The community in Akumal is aware of the value of what they have and are determined to preserve it. In the Airbnb where I stayed, I was encouraged to keep the lights low at night, to prevent the turtles mistaking it for the glimmer of moonlight hitting the waves.
Many of the expats here are amateur conservationists. At night, during nesting season, many of them volunteer on the beach, helping the hatched turtles find their way to the sea. You’ll spot them by the red lights they use in their lamps.
Many of the houses and condominiums in the area have even constructed wetlands that act as water filtration systems, which prevent pollution entering the water.
This is a true nature-lovers’ community. It’s laidback but adventurous. The folks here prefer to live away from the hustle and bustle of Playa del Carmen, or the boho-chic glamour of Tulum.
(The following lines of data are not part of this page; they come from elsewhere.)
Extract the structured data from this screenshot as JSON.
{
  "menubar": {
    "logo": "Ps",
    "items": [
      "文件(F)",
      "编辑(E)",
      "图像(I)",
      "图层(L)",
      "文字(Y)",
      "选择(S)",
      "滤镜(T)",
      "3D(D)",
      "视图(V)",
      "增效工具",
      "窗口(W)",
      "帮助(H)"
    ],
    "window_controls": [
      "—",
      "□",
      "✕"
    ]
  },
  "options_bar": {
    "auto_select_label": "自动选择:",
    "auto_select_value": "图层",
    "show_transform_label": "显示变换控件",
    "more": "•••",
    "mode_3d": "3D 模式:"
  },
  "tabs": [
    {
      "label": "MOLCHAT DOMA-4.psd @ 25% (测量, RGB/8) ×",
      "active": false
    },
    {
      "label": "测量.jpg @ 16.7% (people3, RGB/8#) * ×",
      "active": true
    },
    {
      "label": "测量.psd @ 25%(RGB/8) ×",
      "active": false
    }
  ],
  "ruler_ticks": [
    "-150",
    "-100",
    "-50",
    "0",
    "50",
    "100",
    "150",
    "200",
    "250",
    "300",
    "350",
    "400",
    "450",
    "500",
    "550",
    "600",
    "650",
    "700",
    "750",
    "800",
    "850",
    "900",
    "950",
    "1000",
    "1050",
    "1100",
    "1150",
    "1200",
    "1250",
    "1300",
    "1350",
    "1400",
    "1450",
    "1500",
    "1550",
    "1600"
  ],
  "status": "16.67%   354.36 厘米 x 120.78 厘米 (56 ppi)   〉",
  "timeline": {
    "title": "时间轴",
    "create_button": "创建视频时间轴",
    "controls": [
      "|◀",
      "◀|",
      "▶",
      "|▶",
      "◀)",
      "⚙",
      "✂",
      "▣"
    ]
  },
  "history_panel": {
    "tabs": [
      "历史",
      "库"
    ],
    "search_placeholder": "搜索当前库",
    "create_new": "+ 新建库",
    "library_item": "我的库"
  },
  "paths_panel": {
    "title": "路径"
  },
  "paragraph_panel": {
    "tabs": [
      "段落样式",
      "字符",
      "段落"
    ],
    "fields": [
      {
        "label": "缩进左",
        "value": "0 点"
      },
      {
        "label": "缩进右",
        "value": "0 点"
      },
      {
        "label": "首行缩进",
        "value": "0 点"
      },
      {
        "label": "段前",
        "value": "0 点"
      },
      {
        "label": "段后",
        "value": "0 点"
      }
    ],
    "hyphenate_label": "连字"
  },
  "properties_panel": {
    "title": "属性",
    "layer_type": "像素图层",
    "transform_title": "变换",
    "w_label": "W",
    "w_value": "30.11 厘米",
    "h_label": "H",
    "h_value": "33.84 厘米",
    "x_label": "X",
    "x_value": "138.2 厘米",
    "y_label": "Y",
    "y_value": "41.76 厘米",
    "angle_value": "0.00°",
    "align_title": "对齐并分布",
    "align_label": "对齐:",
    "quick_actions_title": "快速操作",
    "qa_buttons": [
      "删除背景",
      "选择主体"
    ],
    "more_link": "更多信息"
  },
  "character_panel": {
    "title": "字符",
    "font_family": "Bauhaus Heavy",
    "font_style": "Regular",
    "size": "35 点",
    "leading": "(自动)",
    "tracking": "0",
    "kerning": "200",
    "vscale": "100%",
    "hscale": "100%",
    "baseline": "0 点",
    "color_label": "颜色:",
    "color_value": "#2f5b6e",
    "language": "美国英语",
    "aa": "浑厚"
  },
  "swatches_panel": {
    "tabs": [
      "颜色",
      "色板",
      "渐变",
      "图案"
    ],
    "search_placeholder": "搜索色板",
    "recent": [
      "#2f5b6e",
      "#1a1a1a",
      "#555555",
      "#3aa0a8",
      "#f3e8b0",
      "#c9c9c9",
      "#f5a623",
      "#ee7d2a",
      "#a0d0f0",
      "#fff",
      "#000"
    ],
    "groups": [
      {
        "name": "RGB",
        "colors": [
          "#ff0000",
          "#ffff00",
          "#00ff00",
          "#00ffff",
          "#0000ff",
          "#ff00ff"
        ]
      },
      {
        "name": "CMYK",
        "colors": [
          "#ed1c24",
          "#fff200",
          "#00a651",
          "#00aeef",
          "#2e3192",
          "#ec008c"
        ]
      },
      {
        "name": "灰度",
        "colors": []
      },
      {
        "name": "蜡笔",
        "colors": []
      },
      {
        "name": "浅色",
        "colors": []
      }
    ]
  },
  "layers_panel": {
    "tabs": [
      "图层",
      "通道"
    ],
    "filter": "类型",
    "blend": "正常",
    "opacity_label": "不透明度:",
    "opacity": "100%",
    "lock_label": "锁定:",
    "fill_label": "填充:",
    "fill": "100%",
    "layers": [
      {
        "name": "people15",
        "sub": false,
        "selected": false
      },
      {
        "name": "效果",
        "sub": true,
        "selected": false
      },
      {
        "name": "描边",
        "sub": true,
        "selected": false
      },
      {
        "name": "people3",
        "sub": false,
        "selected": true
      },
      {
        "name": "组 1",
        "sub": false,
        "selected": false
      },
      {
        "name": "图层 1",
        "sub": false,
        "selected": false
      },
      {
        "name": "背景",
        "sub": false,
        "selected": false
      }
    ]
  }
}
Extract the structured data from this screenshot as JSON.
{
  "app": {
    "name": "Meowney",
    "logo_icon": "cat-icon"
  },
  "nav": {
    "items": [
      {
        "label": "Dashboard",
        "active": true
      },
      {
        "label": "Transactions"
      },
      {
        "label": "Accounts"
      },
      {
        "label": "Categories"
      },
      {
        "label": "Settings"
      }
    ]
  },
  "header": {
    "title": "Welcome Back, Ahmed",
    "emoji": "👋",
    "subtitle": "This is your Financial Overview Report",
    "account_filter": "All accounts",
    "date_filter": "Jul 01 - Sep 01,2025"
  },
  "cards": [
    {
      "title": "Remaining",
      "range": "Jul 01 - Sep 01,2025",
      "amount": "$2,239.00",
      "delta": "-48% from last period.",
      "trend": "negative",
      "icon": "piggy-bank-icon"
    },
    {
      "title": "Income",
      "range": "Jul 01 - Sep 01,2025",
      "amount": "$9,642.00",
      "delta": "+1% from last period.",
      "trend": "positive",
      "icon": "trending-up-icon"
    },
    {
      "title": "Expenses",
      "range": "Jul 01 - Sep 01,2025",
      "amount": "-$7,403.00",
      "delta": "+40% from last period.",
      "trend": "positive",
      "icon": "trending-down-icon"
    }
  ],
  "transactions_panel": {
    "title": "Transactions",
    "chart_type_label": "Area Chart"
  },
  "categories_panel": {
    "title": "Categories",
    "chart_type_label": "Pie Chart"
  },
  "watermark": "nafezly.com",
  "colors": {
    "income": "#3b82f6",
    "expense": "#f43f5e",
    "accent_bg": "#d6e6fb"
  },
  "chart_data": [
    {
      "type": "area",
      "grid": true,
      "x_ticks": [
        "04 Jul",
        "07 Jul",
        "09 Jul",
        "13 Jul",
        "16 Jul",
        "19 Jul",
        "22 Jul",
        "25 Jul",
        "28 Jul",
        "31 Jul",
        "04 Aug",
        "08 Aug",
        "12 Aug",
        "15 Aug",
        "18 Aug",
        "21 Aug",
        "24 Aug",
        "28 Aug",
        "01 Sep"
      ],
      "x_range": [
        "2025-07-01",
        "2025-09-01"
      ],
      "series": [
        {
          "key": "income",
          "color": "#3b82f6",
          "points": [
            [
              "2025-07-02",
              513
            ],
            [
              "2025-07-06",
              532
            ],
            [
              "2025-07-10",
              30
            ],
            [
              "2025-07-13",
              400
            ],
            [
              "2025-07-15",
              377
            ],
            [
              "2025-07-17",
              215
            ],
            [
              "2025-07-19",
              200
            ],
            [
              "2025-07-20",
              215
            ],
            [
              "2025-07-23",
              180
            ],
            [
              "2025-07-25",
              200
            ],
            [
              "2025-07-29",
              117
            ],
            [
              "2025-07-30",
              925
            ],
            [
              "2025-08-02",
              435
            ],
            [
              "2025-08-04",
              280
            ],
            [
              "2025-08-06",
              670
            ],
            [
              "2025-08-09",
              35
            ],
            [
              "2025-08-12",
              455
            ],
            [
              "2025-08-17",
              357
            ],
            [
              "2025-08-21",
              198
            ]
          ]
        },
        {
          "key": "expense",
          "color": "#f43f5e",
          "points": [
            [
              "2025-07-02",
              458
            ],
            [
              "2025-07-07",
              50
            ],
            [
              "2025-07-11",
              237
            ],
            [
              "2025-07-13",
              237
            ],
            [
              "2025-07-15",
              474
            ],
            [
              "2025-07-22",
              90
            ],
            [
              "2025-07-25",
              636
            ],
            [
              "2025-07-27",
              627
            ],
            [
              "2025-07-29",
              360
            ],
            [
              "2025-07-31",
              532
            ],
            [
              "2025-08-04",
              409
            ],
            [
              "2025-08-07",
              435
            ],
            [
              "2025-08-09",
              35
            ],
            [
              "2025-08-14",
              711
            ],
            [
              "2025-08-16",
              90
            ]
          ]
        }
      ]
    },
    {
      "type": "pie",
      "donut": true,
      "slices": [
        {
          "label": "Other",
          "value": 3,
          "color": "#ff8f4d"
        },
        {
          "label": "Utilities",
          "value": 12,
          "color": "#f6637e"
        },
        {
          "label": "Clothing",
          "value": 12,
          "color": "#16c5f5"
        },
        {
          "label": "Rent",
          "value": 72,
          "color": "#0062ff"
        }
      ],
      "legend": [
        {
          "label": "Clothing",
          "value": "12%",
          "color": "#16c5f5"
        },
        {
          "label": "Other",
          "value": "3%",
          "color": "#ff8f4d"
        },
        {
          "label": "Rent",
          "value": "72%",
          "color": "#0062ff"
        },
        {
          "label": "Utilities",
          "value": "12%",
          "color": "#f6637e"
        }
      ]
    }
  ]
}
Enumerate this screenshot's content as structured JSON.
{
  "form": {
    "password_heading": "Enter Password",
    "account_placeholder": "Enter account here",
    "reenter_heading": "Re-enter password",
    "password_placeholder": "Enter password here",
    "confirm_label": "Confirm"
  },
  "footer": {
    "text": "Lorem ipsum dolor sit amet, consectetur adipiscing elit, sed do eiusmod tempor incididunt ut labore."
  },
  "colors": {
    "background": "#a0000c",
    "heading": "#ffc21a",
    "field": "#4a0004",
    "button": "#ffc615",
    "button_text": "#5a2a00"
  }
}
But located approximately 30 minutes from each, they can enjoy the best of both worlds.
During my stay, I took a taxi to Tulum to visit the Maya ruins and take a wander down its delightful beach road. In a hip beach club, I sipped on tiki cocktails and admired the mesmerizing white sand. My fellow patrons were young and impossibly beautiful—European honeymooners or fashionistas on a weekend break from New York.
Heading the other direction, to Playa del Carmen, the vibe was more local. Busier. With the air of a town in perpetual celebration. From the early evening, bars and restaurants along Fifth Avenue spilled over with revelers. (I walked for what seemed like miles and didn’t get to the end of it.) Brand stores and colorful craft shops beckoned. There was little you couldn’t find. And to take a break from it, the beach was always just a couple of parallel blocks away.
As much as I enjoyed my time in the town, it wasn’t long before I missed the gentle hum of mangroves and the serenity of Akumal’s pristine beaches. Away from city lights, I could sit under its night sky and watch the Milky Way. And if I got lucky, I’d cross paths with a mother loggerhead turtle, drawn, just like me, to the heart of the Riviera Maya.
The article A Caribbean Paradise for Nature Lovers by Paul O’Sullivan first appeared on International Living.